* **WHAT YOU SHOULD DO**: An exact copy of the entries below is needed, with every picture left out.

[[ EXTRACTED RECORDS, beginning ]]

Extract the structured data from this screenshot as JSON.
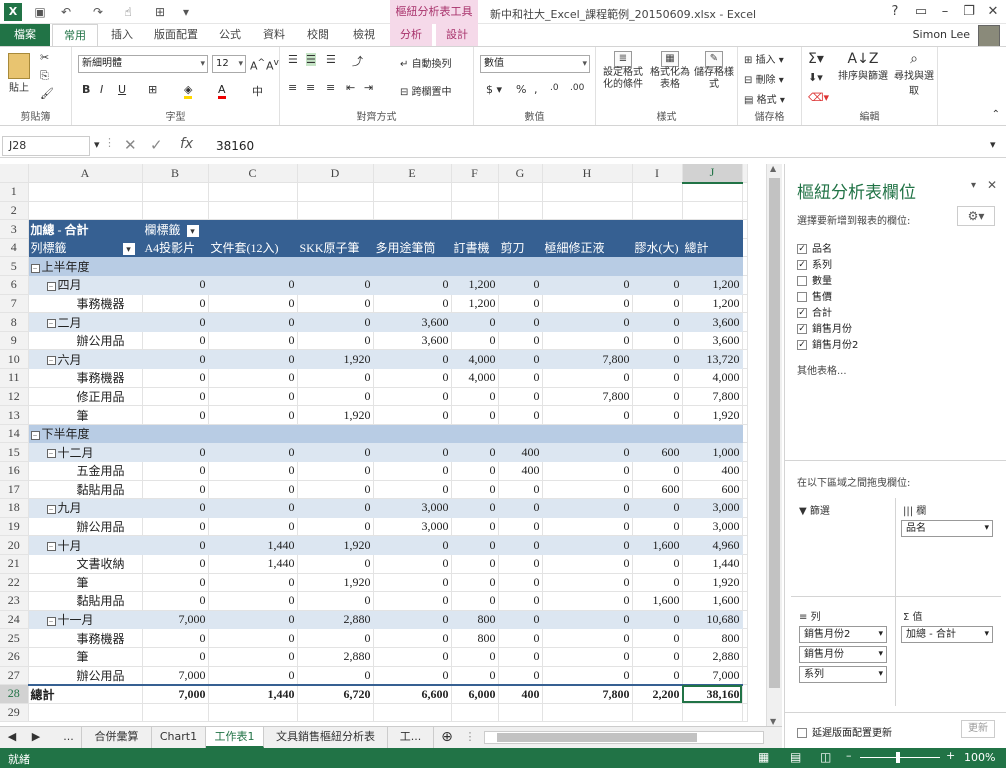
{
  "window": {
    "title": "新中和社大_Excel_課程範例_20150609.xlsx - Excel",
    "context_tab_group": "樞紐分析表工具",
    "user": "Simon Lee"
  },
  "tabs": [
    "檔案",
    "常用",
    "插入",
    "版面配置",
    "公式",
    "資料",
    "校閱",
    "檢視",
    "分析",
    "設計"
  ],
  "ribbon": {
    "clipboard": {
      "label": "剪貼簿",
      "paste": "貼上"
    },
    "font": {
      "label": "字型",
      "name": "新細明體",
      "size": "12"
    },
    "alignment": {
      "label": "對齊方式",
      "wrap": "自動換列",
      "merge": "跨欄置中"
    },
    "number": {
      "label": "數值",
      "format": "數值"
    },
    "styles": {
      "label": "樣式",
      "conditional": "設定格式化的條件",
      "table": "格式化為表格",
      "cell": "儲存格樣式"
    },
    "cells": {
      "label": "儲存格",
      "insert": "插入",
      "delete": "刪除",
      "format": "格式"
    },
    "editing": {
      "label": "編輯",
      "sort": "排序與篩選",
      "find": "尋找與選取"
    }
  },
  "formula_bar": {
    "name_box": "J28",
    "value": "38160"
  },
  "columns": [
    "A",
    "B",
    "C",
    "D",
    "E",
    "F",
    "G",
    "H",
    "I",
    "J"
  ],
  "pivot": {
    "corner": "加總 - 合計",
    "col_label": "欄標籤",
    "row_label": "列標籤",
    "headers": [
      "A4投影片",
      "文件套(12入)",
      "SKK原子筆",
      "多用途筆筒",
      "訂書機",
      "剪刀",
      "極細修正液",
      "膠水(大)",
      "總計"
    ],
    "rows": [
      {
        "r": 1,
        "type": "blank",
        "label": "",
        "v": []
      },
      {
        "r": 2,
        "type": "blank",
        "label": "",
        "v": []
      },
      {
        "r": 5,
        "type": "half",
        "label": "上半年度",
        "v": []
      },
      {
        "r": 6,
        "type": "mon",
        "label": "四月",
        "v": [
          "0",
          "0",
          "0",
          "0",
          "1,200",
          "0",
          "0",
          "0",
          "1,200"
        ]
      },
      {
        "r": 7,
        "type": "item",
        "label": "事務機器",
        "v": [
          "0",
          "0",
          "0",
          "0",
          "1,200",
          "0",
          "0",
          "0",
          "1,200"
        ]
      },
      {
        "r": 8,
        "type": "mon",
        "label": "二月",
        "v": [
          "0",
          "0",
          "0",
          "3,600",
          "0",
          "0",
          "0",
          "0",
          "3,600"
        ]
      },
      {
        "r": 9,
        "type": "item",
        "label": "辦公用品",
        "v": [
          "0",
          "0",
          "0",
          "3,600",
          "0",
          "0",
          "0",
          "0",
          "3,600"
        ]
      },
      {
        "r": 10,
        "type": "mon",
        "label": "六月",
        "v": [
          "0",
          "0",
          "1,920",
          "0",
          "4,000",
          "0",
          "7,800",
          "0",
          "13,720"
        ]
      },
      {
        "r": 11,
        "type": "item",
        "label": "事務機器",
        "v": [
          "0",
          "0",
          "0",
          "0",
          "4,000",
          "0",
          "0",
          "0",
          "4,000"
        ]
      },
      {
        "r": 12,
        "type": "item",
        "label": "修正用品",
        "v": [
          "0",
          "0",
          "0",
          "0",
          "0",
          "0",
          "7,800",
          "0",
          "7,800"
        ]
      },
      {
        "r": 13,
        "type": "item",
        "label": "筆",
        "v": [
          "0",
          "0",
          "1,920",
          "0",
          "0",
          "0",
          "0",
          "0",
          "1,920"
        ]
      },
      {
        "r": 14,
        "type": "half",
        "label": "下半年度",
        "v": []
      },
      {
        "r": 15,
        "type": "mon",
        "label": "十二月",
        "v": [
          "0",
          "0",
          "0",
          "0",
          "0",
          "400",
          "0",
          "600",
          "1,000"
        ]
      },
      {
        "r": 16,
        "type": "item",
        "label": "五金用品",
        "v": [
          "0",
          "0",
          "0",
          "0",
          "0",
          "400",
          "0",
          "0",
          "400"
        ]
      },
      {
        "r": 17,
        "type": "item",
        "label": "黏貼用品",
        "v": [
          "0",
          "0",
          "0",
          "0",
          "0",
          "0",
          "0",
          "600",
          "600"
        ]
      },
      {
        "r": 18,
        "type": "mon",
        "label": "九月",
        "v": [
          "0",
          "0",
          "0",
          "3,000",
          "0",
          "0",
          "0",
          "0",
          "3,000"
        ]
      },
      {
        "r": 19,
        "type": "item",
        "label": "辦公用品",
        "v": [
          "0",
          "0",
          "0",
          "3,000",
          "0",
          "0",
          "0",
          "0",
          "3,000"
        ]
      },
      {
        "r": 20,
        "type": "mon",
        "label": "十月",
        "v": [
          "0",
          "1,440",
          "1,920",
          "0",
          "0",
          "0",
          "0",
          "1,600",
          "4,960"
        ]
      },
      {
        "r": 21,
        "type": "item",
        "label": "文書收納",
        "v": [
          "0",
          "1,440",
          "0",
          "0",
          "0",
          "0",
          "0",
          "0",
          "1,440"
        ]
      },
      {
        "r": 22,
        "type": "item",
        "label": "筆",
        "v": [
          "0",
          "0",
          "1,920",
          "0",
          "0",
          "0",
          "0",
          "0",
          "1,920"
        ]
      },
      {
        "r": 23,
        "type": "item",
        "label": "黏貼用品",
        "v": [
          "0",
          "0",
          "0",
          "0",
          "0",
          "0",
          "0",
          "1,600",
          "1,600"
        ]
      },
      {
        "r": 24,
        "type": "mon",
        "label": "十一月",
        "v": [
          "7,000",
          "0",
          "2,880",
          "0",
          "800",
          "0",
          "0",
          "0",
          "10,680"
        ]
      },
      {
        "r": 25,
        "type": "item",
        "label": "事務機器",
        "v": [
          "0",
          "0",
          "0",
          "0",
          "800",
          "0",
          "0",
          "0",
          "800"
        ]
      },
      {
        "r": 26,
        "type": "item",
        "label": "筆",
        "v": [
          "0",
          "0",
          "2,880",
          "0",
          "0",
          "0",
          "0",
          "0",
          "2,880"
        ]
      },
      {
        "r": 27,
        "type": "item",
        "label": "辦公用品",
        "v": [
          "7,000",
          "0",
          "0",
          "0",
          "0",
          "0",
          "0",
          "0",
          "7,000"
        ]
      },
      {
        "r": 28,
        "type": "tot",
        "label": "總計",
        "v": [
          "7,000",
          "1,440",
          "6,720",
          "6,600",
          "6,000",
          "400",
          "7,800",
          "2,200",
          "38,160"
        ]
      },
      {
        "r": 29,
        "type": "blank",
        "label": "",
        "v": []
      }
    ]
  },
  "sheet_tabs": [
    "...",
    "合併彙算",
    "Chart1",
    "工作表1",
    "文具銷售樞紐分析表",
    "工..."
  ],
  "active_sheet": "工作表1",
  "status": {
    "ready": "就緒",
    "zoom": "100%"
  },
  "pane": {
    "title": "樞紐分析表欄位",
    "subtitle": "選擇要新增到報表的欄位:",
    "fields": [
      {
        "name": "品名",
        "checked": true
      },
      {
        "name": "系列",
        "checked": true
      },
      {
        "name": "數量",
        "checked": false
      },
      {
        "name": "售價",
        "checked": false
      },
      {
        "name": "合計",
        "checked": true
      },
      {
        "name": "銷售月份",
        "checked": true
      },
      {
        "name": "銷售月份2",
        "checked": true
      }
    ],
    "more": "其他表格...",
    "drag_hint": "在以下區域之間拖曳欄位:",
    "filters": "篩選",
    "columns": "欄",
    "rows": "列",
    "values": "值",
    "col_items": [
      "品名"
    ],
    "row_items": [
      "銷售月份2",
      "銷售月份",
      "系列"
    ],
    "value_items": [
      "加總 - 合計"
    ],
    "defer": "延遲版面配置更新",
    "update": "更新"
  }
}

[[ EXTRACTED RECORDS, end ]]

* **RESULT FOR THIS TASK**:
Extract the structured data from this screenshot as JSON.
{
  "window": {
    "title": "新中和社大_Excel_課程範例_20150609.xlsx - Excel",
    "context_tab_group": "樞紐分析表工具",
    "user": "Simon Lee"
  },
  "tabs": [
    "檔案",
    "常用",
    "插入",
    "版面配置",
    "公式",
    "資料",
    "校閱",
    "檢視",
    "分析",
    "設計"
  ],
  "ribbon": {
    "clipboard": {
      "label": "剪貼簿",
      "paste": "貼上"
    },
    "font": {
      "label": "字型",
      "name": "新細明體",
      "size": "12"
    },
    "alignment": {
      "label": "對齊方式",
      "wrap": "自動換列",
      "merge": "跨欄置中"
    },
    "number": {
      "label": "數值",
      "format": "數值"
    },
    "styles": {
      "label": "樣式",
      "conditional": "設定格式化的條件",
      "table": "格式化為表格",
      "cell": "儲存格樣式"
    },
    "cells": {
      "label": "儲存格",
      "insert": "插入",
      "delete": "刪除",
      "format": "格式"
    },
    "editing": {
      "label": "編輯",
      "sort": "排序與篩選",
      "find": "尋找與選取"
    }
  },
  "formula_bar": {
    "name_box": "J28",
    "value": "38160"
  },
  "columns": [
    "A",
    "B",
    "C",
    "D",
    "E",
    "F",
    "G",
    "H",
    "I",
    "J"
  ],
  "pivot": {
    "corner": "加總 - 合計",
    "col_label": "欄標籤",
    "row_label": "列標籤",
    "headers": [
      "A4投影片",
      "文件套(12入)",
      "SKK原子筆",
      "多用途筆筒",
      "訂書機",
      "剪刀",
      "極細修正液",
      "膠水(大)",
      "總計"
    ],
    "rows": [
      {
        "r": 1,
        "type": "blank",
        "label": "",
        "v": []
      },
      {
        "r": 2,
        "type": "blank",
        "label": "",
        "v": []
      },
      {
        "r": 5,
        "type": "half",
        "label": "上半年度",
        "v": []
      },
      {
        "r": 6,
        "type": "mon",
        "label": "四月",
        "v": [
          "0",
          "0",
          "0",
          "0",
          "1,200",
          "0",
          "0",
          "0",
          "1,200"
        ]
      },
      {
        "r": 7,
        "type": "item",
        "label": "事務機器",
        "v": [
          "0",
          "0",
          "0",
          "0",
          "1,200",
          "0",
          "0",
          "0",
          "1,200"
        ]
      },
      {
        "r": 8,
        "type": "mon",
        "label": "二月",
        "v": [
          "0",
          "0",
          "0",
          "3,600",
          "0",
          "0",
          "0",
          "0",
          "3,600"
        ]
      },
      {
        "r": 9,
        "type": "item",
        "label": "辦公用品",
        "v": [
          "0",
          "0",
          "0",
          "3,600",
          "0",
          "0",
          "0",
          "0",
          "3,600"
        ]
      },
      {
        "r": 10,
        "type": "mon",
        "label": "六月",
        "v": [
          "0",
          "0",
          "1,920",
          "0",
          "4,000",
          "0",
          "7,800",
          "0",
          "13,720"
        ]
      },
      {
        "r": 11,
        "type": "item",
        "label": "事務機器",
        "v": [
          "0",
          "0",
          "0",
          "0",
          "4,000",
          "0",
          "0",
          "0",
          "4,000"
        ]
      },
      {
        "r": 12,
        "type": "item",
        "label": "修正用品",
        "v": [
          "0",
          "0",
          "0",
          "0",
          "0",
          "0",
          "7,800",
          "0",
          "7,800"
        ]
      },
      {
        "r": 13,
        "type": "item",
        "label": "筆",
        "v": [
          "0",
          "0",
          "1,920",
          "0",
          "0",
          "0",
          "0",
          "0",
          "1,920"
        ]
      },
      {
        "r": 14,
        "type": "half",
        "label": "下半年度",
        "v": []
      },
      {
        "r": 15,
        "type": "mon",
        "label": "十二月",
        "v": [
          "0",
          "0",
          "0",
          "0",
          "0",
          "400",
          "0",
          "600",
          "1,000"
        ]
      },
      {
        "r": 16,
        "type": "item",
        "label": "五金用品",
        "v": [
          "0",
          "0",
          "0",
          "0",
          "0",
          "400",
          "0",
          "0",
          "400"
        ]
      },
      {
        "r": 17,
        "type": "item",
        "label": "黏貼用品",
        "v": [
          "0",
          "0",
          "0",
          "0",
          "0",
          "0",
          "0",
          "600",
          "600"
        ]
      },
      {
        "r": 18,
        "type": "mon",
        "label": "九月",
        "v": [
          "0",
          "0",
          "0",
          "3,000",
          "0",
          "0",
          "0",
          "0",
          "3,000"
        ]
      },
      {
        "r": 19,
        "type": "item",
        "label": "辦公用品",
        "v": [
          "0",
          "0",
          "0",
          "3,000",
          "0",
          "0",
          "0",
          "0",
          "3,000"
        ]
      },
      {
        "r": 20,
        "type": "mon",
        "label": "十月",
        "v": [
          "0",
          "1,440",
          "1,920",
          "0",
          "0",
          "0",
          "0",
          "1,600",
          "4,960"
        ]
      },
      {
        "r": 21,
        "type": "item",
        "label": "文書收納",
        "v": [
          "0",
          "1,440",
          "0",
          "0",
          "0",
          "0",
          "0",
          "0",
          "1,440"
        ]
      },
      {
        "r": 22,
        "type": "item",
        "label": "筆",
        "v": [
          "0",
          "0",
          "1,920",
          "0",
          "0",
          "0",
          "0",
          "0",
          "1,920"
        ]
      },
      {
        "r": 23,
        "type": "item",
        "label": "黏貼用品",
        "v": [
          "0",
          "0",
          "0",
          "0",
          "0",
          "0",
          "0",
          "1,600",
          "1,600"
        ]
      },
      {
        "r": 24,
        "type": "mon",
        "label": "十一月",
        "v": [
          "7,000",
          "0",
          "2,880",
          "0",
          "800",
          "0",
          "0",
          "0",
          "10,680"
        ]
      },
      {
        "r": 25,
        "type": "item",
        "label": "事務機器",
        "v": [
          "0",
          "0",
          "0",
          "0",
          "800",
          "0",
          "0",
          "0",
          "800"
        ]
      },
      {
        "r": 26,
        "type": "item",
        "label": "筆",
        "v": [
          "0",
          "0",
          "2,880",
          "0",
          "0",
          "0",
          "0",
          "0",
          "2,880"
        ]
      },
      {
        "r": 27,
        "type": "item",
        "label": "辦公用品",
        "v": [
          "7,000",
          "0",
          "0",
          "0",
          "0",
          "0",
          "0",
          "0",
          "7,000"
        ]
      },
      {
        "r": 28,
        "type": "tot",
        "label": "總計",
        "v": [
          "7,000",
          "1,440",
          "6,720",
          "6,600",
          "6,000",
          "400",
          "7,800",
          "2,200",
          "38,160"
        ]
      },
      {
        "r": 29,
        "type": "blank",
        "label": "",
        "v": []
      }
    ]
  },
  "sheet_tabs": [
    "...",
    "合併彙算",
    "Chart1",
    "工作表1",
    "文具銷售樞紐分析表",
    "工..."
  ],
  "active_sheet": "工作表1",
  "status": {
    "ready": "就緒",
    "zoom": "100%"
  },
  "pane": {
    "title": "樞紐分析表欄位",
    "subtitle": "選擇要新增到報表的欄位:",
    "fields": [
      {
        "name": "品名",
        "checked": true
      },
      {
        "name": "系列",
        "checked": true
      },
      {
        "name": "數量",
        "checked": false
      },
      {
        "name": "售價",
        "checked": false
      },
      {
        "name": "合計",
        "checked": true
      },
      {
        "name": "銷售月份",
        "checked": true
      },
      {
        "name": "銷售月份2",
        "checked": true
      }
    ],
    "more": "其他表格...",
    "drag_hint": "在以下區域之間拖曳欄位:",
    "filters": "篩選",
    "columns": "欄",
    "rows": "列",
    "values": "值",
    "col_items": [
      "品名"
    ],
    "row_items": [
      "銷售月份2",
      "銷售月份",
      "系列"
    ],
    "value_items": [
      "加總 - 合計"
    ],
    "defer": "延遲版面配置更新",
    "update": "更新"
  }
}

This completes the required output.